Republicans are now chewing over their party’s potential presidential nominee for 2012, and a dramatic division has become apparent between GOP insiders and the grass roots. But it’s not primarily a difference of ideology, though there is an element of that. Instead, the split centers on electability.
So far, three-quarters of the party’s grass roots has declined every opportunity to support former Massachusetts Gov. Mitt Romney. After each anti-Romney candidate has flopped, another has emerged, with Romney making little or no headway expanding his support.
Given this dynamic, it could be a while until the Republican rank and file decides to hold its collective nose and grudgingly support the former Bay State governor — if it ever does.
For the Republican grass roots, the current GOP race is about finding a consistent conservative who favors smaller government and lower taxes and believes that President Barack Obama and the national media represent the forces of darkness. For them, that is not Mitt Romney.
But most GOP insiders whom I talk with have a very different perspective on their party’s presidential race.
Many of them are quite conservative, and if you examine their issue positions — on taxes, spending, national security, energy and even many cultural issues — they aren’t much different from the grass roots’ positions.
It’s misleading to portray the insiders as a band of Rockefeller Republicans. All of them would be happy to vote for Ronald Reagan again, or even Indiana Gov. Mitch Daniels, were he in the GOP race. Romney certainly would not be their ideal candidate.
But these Republicans — many of them political strategists and operatives, lobbyists and party veterans — see the nomination as merely the first step in the fight to dethrone the defending champion, Obama. They regard Romney as by far the most likely Republican candidate, possibly the only potential nominee, who can beat the president next year.
Many officeholders, operatives and other insiders place a high value on electability, while most grass-roots activists either place a much lower value on it or, alternatively, choose to believe that their preferred candidates have as good a chance of beating Obama as Romney has.
The idea that Rep. Michele Bachmann (Minn.) or Texas Gov. Rick Perry or Herman Cain or former Speaker Newt Gingrich (Ga.) would be as formidable against Obama as Romney would be is hard to support on the basis of current survey data. Romney does better against the president than do other active GOP candidates in almost every survey.
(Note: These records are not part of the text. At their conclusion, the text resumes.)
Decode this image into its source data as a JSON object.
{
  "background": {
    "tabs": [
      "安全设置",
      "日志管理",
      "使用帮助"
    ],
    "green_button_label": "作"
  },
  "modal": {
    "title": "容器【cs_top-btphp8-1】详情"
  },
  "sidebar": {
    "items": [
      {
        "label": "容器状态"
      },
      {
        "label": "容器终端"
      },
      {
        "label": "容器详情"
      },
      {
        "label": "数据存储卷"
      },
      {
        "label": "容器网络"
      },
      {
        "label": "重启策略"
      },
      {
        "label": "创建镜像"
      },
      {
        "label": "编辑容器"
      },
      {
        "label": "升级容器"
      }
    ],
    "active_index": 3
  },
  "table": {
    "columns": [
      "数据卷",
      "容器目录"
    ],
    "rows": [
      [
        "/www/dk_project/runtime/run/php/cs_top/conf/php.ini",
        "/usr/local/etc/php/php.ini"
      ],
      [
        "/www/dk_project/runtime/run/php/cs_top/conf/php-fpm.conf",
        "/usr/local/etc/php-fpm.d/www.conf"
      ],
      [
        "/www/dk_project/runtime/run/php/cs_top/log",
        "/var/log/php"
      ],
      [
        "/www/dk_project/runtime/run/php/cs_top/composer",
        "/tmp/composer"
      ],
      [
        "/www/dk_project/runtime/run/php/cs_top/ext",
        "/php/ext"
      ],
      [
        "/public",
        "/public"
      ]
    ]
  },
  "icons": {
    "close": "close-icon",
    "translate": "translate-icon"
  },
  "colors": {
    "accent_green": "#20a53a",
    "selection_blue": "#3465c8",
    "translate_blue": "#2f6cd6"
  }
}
Vice President Joe Biden waits to conduct a mock swearing-in ceremony with Sen. Brian Schatz, D-Hawaii, in the Capitol's Old Senate Chamber, December 2, 2014. Schatz was sworn in to serve the remainder of his term since he was appointed to the seat after Sen. Daniel Inouye, D-Hawaii, passed away.